§ **TASK TO CARRY OUT**: Restate the data below word for word, and let no image into your version.

§ **Records from a data collection**:
------

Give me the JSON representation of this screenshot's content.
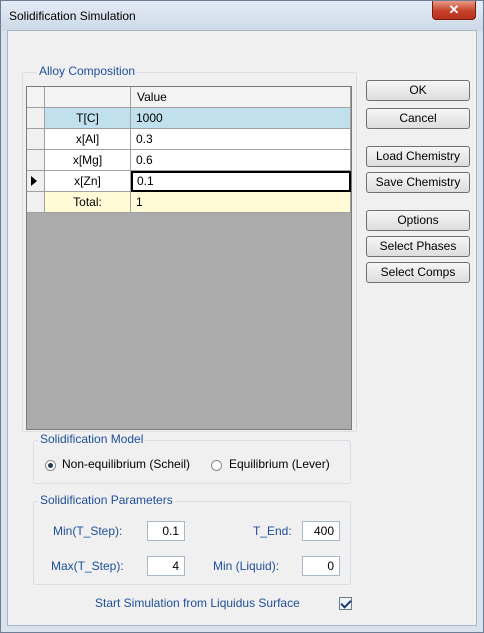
{
  "window": {
    "title": "Solidification Simulation",
    "close_label": "✕"
  },
  "composition": {
    "group_label": "Alloy Composition",
    "header": {
      "name": "",
      "value": "Value"
    },
    "rows": [
      {
        "name": "T[C]",
        "value": "1000"
      },
      {
        "name": "x[Al]",
        "value": "0.3"
      },
      {
        "name": "x[Mg]",
        "value": "0.6"
      },
      {
        "name": "x[Zn]",
        "value": "0.1"
      },
      {
        "name": "Total:",
        "value": "1"
      }
    ]
  },
  "buttons": {
    "ok": "OK",
    "cancel": "Cancel",
    "load_chemistry": "Load Chemistry",
    "save_chemistry": "Save Chemistry",
    "options": "Options",
    "select_phases": "Select Phases",
    "select_comps": "Select Comps"
  },
  "model": {
    "group_label": "Solidification Model",
    "options": [
      "Non-equilibrium (Scheil)",
      "Equilibrium (Lever)"
    ],
    "selected": "Non-equilibrium (Scheil)"
  },
  "parameters": {
    "group_label": "Solidification Parameters",
    "min_t_step": {
      "label": "Min(T_Step):",
      "value": "0.1"
    },
    "max_t_step": {
      "label": "Max(T_Step):",
      "value": "4"
    },
    "t_end": {
      "label": "T_End:",
      "value": "400"
    },
    "min_liquid": {
      "label": "Min (Liquid):",
      "value": "0"
    }
  },
  "liquidus": {
    "label": "Start Simulation from Liquidus Surface",
    "checked": true
  }
}
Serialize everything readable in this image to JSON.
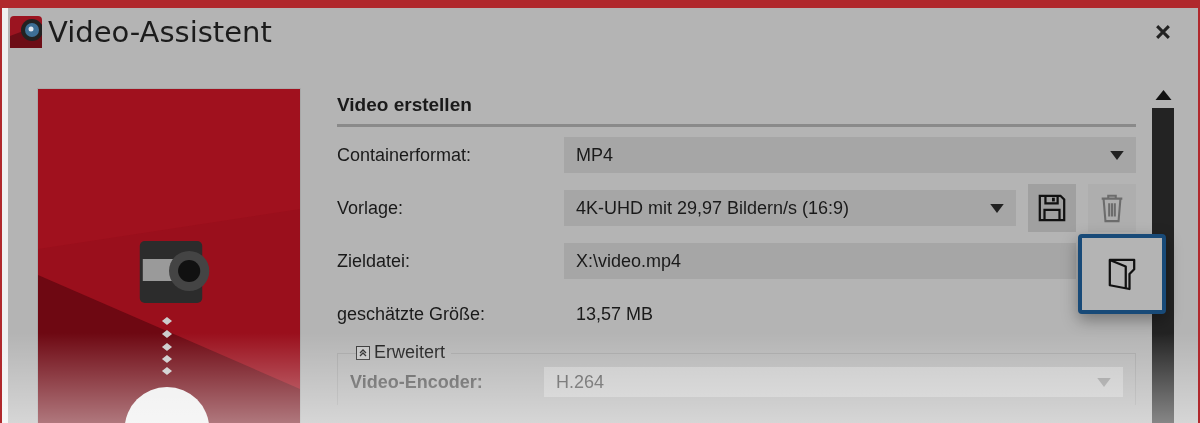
{
  "window": {
    "title": "Video-Assistent"
  },
  "section": {
    "title": "Video erstellen"
  },
  "rows": [
    {
      "kind": "select",
      "label": "Containerformat:",
      "value": "MP4"
    },
    {
      "kind": "select",
      "label": "Vorlage:",
      "value": "4K-UHD mit 29,97 Bildern/s (16:9)",
      "buttons": [
        {
          "kind": "save",
          "disabled": false,
          "highlighted": false
        },
        {
          "kind": "delete",
          "disabled": true,
          "highlighted": false
        }
      ]
    },
    {
      "kind": "text",
      "label": "Zieldatei:",
      "value": "X:\\video.mp4",
      "buttons": [
        {
          "kind": "folder",
          "disabled": false,
          "highlighted": true
        }
      ]
    },
    {
      "kind": "readout",
      "label": "geschätzte Größe:",
      "value": "13,57 MB"
    }
  ],
  "advanced": {
    "title": "Erweitert",
    "expanded": true,
    "rows": [
      {
        "kind": "select",
        "label": "Video-Encoder:",
        "value": "H.264"
      }
    ]
  }
}
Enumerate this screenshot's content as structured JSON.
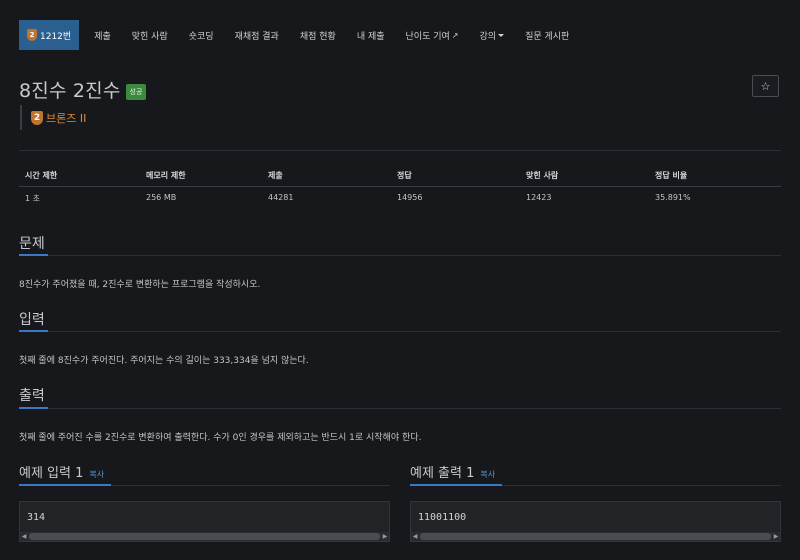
{
  "nav": {
    "active": {
      "tier": "2",
      "label": "1212번"
    },
    "items": [
      "제출",
      "맞힌 사람",
      "숏코딩",
      "재채점 결과",
      "채점 현황",
      "내 제출",
      "난이도 기여",
      "강의",
      "질문 게시판"
    ]
  },
  "problem": {
    "title": "8진수 2진수",
    "status": "성공",
    "tier_icon": "2",
    "tier_label": "브론즈 II",
    "star_icon": "☆"
  },
  "info": {
    "headers": [
      "시간 제한",
      "메모리 제한",
      "제출",
      "정답",
      "맞힌 사람",
      "정답 비율"
    ],
    "values": [
      "1 초",
      "256 MB",
      "44281",
      "14956",
      "12423",
      "35.891%"
    ]
  },
  "sections": {
    "problem": {
      "title": "문제",
      "text": "8진수가 주어졌을 때, 2진수로 변환하는 프로그램을 작성하시오."
    },
    "input": {
      "title": "입력",
      "text": "첫째 줄에 8진수가 주어진다. 주어지는 수의 길이는 333,334을 넘지 않는다."
    },
    "output": {
      "title": "출력",
      "text": "첫째 줄에 주어진 수를 2진수로 변환하여 출력한다. 수가 0인 경우를 제외하고는 반드시 1로 시작해야 한다."
    }
  },
  "examples": {
    "input": {
      "title": "예제 입력 1",
      "copy": "복사",
      "code": "314"
    },
    "output": {
      "title": "예제 출력 1",
      "copy": "복사",
      "code": "11001100"
    }
  },
  "colors": {
    "accent": "#3a78c2",
    "nav_active": "#2b5f8f",
    "success": "#3c8a3e",
    "bronze": "#c2742d"
  }
}
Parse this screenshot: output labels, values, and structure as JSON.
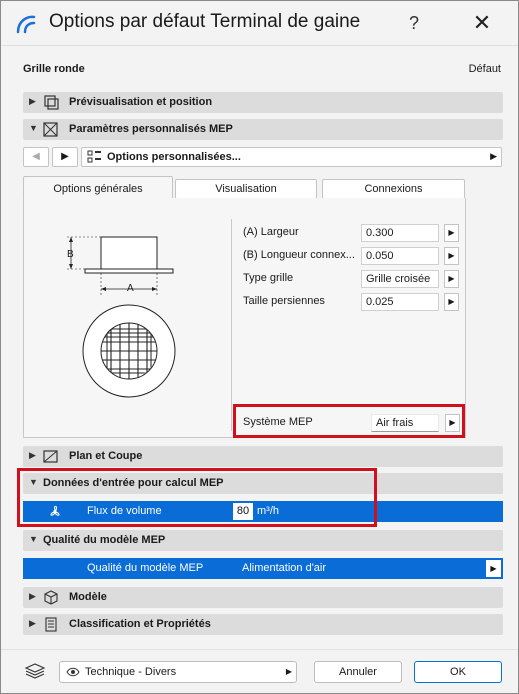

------

§ **EXERCISE SOLUTION**:
Give me the JSON representation of this screenshot's content.
{
  "window": {
    "title": "Solidification Simulation",
    "close_label": "✕"
  },
  "composition": {
    "group_label": "Alloy Composition",
    "header": {
      "name": "",
      "value": "Value"
    },
    "rows": [
      {
        "name": "T[C]",
        "value": "1000"
      },
      {
        "name": "x[Al]",
        "value": "0.3"
      },
      {
        "name": "x[Mg]",
        "value": "0.6"
      },
      {
        "name": "x[Zn]",
        "value": "0.1"
      },
      {
        "name": "Total:",
        "value": "1"
      }
    ]
  },
  "buttons": {
    "ok": "OK",
    "cancel": "Cancel",
    "load_chemistry": "Load Chemistry",
    "save_chemistry": "Save Chemistry",
    "options": "Options",
    "select_phases": "Select Phases",
    "select_comps": "Select Comps"
  },
  "model": {
    "group_label": "Solidification Model",
    "options": [
      "Non-equilibrium (Scheil)",
      "Equilibrium (Lever)"
    ],
    "selected": "Non-equilibrium (Scheil)"
  },
  "parameters": {
    "group_label": "Solidification Parameters",
    "min_t_step": {
      "label": "Min(T_Step):",
      "value": "0.1"
    },
    "max_t_step": {
      "label": "Max(T_Step):",
      "value": "4"
    },
    "t_end": {
      "label": "T_End:",
      "value": "400"
    },
    "min_liquid": {
      "label": "Min (Liquid):",
      "value": "0"
    }
  },
  "liquidus": {
    "label": "Start Simulation from Liquidus Surface",
    "checked": true
  }
}
Serialize everything readable in this image to JSON.
{
  "window": {
    "title": "Video-Assistent"
  },
  "section": {
    "title": "Video erstellen"
  },
  "rows": [
    {
      "kind": "select",
      "label": "Containerformat:",
      "value": "MP4"
    },
    {
      "kind": "select",
      "label": "Vorlage:",
      "value": "4K-UHD mit 29,97 Bildern/s (16:9)",
      "buttons": [
        {
          "kind": "save",
          "disabled": false,
          "highlighted": false
        },
        {
          "kind": "delete",
          "disabled": true,
          "highlighted": false
        }
      ]
    },
    {
      "kind": "text",
      "label": "Zieldatei:",
      "value": "X:\\video.mp4",
      "buttons": [
        {
          "kind": "folder",
          "disabled": false,
          "highlighted": true
        }
      ]
    },
    {
      "kind": "readout",
      "label": "geschätzte Größe:",
      "value": "13,57 MB"
    }
  ],
  "advanced": {
    "title": "Erweitert",
    "expanded": true,
    "rows": [
      {
        "kind": "select",
        "label": "Video-Encoder:",
        "value": "H.264"
      }
    ]
  }
}
Enumerate this screenshot's content as structured JSON.
{
  "nav": {
    "active": {
      "tier": "2",
      "label": "1212번"
    },
    "items": [
      "제출",
      "맞힌 사람",
      "숏코딩",
      "재채점 결과",
      "채점 현황",
      "내 제출",
      "난이도 기여",
      "강의",
      "질문 게시판"
    ]
  },
  "problem": {
    "title": "8진수 2진수",
    "status": "성공",
    "tier_icon": "2",
    "tier_label": "브론즈 II",
    "star_icon": "☆"
  },
  "info": {
    "headers": [
      "시간 제한",
      "메모리 제한",
      "제출",
      "정답",
      "맞힌 사람",
      "정답 비율"
    ],
    "values": [
      "1 초",
      "256 MB",
      "44281",
      "14956",
      "12423",
      "35.891%"
    ]
  },
  "sections": {
    "problem": {
      "title": "문제",
      "text": "8진수가 주어졌을 때, 2진수로 변환하는 프로그램을 작성하시오."
    },
    "input": {
      "title": "입력",
      "text": "첫째 줄에 8진수가 주어진다. 주어지는 수의 길이는 333,334을 넘지 않는다."
    },
    "output": {
      "title": "출력",
      "text": "첫째 줄에 주어진 수를 2진수로 변환하여 출력한다. 수가 0인 경우를 제외하고는 반드시 1로 시작해야 한다."
    }
  },
  "examples": {
    "input": {
      "title": "예제 입력 1",
      "copy": "복사",
      "code": "314"
    },
    "output": {
      "title": "예제 출력 1",
      "copy": "복사",
      "code": "11001100"
    }
  },
  "colors": {
    "accent": "#3a78c2",
    "nav_active": "#2b5f8f",
    "success": "#3c8a3e",
    "bronze": "#c2742d"
  }
}
Parse this screenshot: output labels, values, and structure as JSON.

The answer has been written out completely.